The issue is not that “kids” are inevitably superior to journeymen like Young, Jones, Valencia, Fellaini, and Darmian or fading stars like MC16/Schweini and TheWayneBoy but rather that when LvG was able to choose the safe-option then that’s exactly what he did. LvG might not have been a fraud but quite obviously the claims about believing-in-youth were borderline-fraudulent.

Will Jo$e be equally cautious in his team selections ? That will be a fascinating thing to watch in the next few months.

Adam Joseph - May 26, 2016 Reply

thanks Denton!

Adam Joseph - May 26, 2016 Reply

did you not read the article at all?

Adi - May 30, 2016 Reply

Couldn’t have said better…Rashford played lights or and that’s the only reason he held on to the position….anytime the newbies like Memphis, Fosu, Borthwick, Varela made a mistake, they were dropped. And yes the squad Mou has inherited is better but the tactics that’ve been drilled into them need to be flushed out…better man management is essential…. so that the attacking verve which is in United DNA comes back.

NazManUnited - May 26, 2016 Reply

@AdamJosephSport Most boring footie ever! Scraped 4th Scraped 5th only joy FA Cup Victory! Summary; Mediocre!

SKW - May 26, 2016 Reply

This is a debate? We’re worse than Moyes. Worse.

Adam Joseph - May 26, 2016 Reply

you’re missing the point of the article, clearly.

SKW - May 27, 2016 Reply

That you think the squad improved in four out of five areas. I think that’s hilarious.

We almost let De Gea go and replaced him with an abject fool and our “discovery” of players like Martial, Rashford and Lingard is entirely down to injury and luck. Nothing else. It had nothing to do with a plan on LVG’s part. Nothing.

Basically, ever decision this man has made has proved wrong. From his handling of Di Maria to his purchase of Memphis. At the same time, he’s wrecked and ruined others, played dire football, bought no one when he should have, kept Rooney on and finished with less points than the Moyes team (I think). The only reason we’re fifth is the league was so weak.

Opti - May 27, 2016 Reply

I think this is a mostly fair description. I might even have given the Dutchman credit for keeping De Gea away from the Madrid with the broken fax-machine… De Gea won back-to-back-to-back PotY at United… and is now undisputed #1 for Spain and #1 in the league and Top 3 in the world…I would say he improved at United (despite LvG?).

I also agree that our defensive/conservative tactics are one reason why our defensive stats are so good. Two CDMS helps any defensive line and we saw how vulnerable our defense is against gung-ho attacking opponents. I would even say defense did not improve on a player-by-player basis vs. Moyes/Fergie’s reign.

Otherwise, mostly agree, and believe LvG was a necessary evil for United. Perhaps another year of necessary evil was needed, but the results were clearly not good enough over the season, despite significant outlay.

Tapiwa Mubonderi - May 27, 2016 Reply

In the end when the league dominance did not show up, all I wanted from LvG was a trophy like he has done in his other clubs.

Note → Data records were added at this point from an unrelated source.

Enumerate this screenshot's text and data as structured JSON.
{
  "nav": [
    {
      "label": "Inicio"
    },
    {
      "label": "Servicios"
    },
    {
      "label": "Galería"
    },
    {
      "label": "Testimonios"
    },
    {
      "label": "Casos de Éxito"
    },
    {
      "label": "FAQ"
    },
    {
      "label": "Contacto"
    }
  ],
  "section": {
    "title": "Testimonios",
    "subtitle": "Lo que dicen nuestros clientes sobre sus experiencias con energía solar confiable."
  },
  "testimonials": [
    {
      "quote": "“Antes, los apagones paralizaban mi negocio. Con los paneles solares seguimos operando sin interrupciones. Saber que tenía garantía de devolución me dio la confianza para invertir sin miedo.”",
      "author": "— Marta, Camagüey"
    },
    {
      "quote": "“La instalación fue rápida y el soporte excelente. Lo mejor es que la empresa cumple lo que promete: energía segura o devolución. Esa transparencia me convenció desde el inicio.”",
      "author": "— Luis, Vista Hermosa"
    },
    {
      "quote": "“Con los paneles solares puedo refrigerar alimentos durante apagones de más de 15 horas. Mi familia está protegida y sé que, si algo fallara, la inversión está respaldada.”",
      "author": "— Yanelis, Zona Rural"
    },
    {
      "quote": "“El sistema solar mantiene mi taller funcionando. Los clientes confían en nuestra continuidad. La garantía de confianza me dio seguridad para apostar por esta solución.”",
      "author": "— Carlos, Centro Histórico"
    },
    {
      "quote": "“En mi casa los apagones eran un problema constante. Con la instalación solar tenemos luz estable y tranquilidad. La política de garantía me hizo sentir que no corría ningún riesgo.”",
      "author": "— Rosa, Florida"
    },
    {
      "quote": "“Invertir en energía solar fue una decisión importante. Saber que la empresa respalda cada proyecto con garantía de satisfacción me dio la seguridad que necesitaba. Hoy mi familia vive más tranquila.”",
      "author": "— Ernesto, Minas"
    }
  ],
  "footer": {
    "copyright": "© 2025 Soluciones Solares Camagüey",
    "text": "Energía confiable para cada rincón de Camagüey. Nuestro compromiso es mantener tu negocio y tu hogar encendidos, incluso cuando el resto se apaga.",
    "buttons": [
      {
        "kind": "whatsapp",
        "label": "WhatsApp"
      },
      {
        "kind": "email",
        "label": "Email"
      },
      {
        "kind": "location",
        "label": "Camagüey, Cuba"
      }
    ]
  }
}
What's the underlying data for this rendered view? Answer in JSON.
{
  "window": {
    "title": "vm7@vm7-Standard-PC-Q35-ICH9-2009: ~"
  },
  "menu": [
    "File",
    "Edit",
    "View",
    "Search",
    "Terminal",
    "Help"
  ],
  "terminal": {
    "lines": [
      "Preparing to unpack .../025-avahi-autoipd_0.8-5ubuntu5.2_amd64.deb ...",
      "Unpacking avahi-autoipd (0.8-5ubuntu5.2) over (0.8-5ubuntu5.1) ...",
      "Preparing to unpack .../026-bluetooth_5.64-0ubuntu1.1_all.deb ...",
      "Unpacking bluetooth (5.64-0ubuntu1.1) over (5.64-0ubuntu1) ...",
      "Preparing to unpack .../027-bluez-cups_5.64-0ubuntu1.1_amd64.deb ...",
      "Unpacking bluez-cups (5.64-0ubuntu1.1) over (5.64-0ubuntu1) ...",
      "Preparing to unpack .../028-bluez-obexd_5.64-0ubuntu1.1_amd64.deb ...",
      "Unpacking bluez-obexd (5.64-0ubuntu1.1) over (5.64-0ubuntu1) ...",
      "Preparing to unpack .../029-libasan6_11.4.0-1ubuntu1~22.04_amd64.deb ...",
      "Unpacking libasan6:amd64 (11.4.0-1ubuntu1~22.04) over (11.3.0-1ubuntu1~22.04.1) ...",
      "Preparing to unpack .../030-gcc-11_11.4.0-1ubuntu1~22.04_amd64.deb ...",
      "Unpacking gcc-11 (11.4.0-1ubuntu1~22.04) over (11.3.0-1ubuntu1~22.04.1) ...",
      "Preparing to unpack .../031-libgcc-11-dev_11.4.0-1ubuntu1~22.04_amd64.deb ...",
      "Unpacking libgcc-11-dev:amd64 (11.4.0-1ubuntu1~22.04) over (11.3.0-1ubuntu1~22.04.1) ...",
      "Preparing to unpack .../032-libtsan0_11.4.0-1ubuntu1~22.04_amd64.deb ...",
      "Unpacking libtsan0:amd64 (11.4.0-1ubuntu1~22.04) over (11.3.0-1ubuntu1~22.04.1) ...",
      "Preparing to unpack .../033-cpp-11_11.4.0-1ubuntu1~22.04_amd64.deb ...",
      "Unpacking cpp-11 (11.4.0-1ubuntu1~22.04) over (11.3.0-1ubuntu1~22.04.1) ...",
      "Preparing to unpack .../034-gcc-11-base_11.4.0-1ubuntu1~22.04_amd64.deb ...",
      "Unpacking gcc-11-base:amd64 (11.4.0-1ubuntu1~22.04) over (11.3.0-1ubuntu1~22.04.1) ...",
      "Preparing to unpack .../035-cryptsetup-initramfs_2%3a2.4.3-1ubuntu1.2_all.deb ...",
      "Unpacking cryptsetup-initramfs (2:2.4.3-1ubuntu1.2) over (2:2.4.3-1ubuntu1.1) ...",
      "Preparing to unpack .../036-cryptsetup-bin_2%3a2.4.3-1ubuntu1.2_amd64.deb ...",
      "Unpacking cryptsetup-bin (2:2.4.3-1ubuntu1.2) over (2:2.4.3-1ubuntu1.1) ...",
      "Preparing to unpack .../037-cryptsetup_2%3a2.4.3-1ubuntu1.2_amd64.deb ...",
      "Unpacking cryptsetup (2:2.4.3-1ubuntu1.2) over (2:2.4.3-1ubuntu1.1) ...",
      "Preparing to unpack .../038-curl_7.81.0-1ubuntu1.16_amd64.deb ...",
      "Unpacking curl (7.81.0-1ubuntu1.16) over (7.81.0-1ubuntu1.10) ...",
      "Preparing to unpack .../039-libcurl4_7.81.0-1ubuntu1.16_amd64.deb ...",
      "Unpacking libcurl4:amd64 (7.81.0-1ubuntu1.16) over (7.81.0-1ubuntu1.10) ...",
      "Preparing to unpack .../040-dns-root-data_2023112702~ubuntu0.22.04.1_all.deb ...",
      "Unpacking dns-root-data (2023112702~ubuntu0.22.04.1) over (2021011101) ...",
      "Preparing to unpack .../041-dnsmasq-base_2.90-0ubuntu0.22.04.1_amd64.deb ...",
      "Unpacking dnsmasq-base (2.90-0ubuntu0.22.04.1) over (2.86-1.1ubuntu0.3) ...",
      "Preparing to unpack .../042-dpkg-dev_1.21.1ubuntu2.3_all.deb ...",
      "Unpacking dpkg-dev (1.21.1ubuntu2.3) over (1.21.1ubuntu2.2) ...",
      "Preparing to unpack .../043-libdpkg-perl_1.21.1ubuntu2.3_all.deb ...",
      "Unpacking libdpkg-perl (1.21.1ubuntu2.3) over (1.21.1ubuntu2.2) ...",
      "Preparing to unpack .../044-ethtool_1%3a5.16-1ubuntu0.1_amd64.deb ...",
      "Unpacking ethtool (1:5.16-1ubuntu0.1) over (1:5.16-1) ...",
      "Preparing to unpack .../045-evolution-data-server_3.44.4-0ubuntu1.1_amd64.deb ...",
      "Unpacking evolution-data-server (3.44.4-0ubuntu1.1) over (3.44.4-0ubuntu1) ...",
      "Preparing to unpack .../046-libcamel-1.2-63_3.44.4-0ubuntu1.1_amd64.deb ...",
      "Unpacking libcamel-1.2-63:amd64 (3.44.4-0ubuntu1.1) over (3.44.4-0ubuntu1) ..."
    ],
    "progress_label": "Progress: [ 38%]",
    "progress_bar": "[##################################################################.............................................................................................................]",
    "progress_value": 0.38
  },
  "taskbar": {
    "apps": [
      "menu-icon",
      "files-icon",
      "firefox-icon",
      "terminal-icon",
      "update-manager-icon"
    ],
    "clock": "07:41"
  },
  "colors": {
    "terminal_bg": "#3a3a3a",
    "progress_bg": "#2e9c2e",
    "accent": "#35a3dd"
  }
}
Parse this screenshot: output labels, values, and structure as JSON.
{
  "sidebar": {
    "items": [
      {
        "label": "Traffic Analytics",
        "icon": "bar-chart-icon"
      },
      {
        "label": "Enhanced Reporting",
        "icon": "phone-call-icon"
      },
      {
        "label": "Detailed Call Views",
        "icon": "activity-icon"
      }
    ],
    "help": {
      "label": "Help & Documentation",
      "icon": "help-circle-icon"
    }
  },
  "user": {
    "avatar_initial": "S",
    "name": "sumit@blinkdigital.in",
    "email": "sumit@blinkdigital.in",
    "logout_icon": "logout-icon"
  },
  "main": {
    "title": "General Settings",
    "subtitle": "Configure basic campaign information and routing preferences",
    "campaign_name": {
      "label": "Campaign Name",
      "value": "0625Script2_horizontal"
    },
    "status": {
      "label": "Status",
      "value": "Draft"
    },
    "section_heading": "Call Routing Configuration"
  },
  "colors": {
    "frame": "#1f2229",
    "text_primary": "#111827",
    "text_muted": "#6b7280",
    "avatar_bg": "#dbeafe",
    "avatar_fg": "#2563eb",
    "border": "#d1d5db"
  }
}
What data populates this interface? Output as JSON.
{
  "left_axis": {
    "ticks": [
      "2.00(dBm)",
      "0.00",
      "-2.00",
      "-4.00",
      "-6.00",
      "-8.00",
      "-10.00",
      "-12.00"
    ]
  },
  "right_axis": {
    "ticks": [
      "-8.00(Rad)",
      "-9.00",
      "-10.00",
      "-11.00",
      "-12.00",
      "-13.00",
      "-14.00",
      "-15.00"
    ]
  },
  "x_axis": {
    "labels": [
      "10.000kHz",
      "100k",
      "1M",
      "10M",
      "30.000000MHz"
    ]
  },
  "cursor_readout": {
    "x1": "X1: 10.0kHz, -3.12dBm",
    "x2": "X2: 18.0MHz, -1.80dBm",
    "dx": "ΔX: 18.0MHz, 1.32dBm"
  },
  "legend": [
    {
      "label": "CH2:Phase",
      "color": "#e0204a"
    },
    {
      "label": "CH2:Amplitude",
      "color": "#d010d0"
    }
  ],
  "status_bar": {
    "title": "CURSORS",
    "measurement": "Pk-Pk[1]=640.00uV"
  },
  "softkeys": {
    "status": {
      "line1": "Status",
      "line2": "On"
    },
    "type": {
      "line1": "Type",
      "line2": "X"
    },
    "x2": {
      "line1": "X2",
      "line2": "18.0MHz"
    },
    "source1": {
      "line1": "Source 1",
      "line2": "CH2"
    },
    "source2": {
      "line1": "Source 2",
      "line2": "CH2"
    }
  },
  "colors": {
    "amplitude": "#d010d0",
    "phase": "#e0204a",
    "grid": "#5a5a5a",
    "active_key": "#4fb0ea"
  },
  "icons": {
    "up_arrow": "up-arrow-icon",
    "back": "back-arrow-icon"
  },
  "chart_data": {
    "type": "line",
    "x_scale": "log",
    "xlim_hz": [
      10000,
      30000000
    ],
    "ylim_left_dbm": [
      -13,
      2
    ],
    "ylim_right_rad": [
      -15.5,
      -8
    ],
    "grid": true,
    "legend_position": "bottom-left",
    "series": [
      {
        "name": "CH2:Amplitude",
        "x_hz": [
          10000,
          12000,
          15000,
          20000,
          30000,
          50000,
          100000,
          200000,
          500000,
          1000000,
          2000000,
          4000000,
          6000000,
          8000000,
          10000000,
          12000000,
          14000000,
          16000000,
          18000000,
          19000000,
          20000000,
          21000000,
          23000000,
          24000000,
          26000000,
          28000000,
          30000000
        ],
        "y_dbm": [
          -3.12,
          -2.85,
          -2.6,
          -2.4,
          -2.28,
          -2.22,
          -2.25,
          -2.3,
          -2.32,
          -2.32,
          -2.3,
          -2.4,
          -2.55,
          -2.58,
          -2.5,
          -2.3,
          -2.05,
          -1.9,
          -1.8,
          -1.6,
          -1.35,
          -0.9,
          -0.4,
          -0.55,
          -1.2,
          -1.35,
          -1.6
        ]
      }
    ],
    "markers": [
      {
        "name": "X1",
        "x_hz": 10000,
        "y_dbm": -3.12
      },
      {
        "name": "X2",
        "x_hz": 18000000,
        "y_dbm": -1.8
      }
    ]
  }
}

His is a case of not taking sufficient risks.

jai agarwalla - June 2, 2016 Reply

Any good manager has to manage the players he has and produce a team that is better than the sum of its parts.While he improved parts of the team he could not raise the passion level , the intensity or the desire of the team as a whole. The tactics were always about possession which would be fine if there were no goals. For the first time in 26 years I fell asleep during a game !!! The above article is correct but the sum of the parts is what counts and the results and style is what stays in mind, the rest is irrelevant.

Add your comment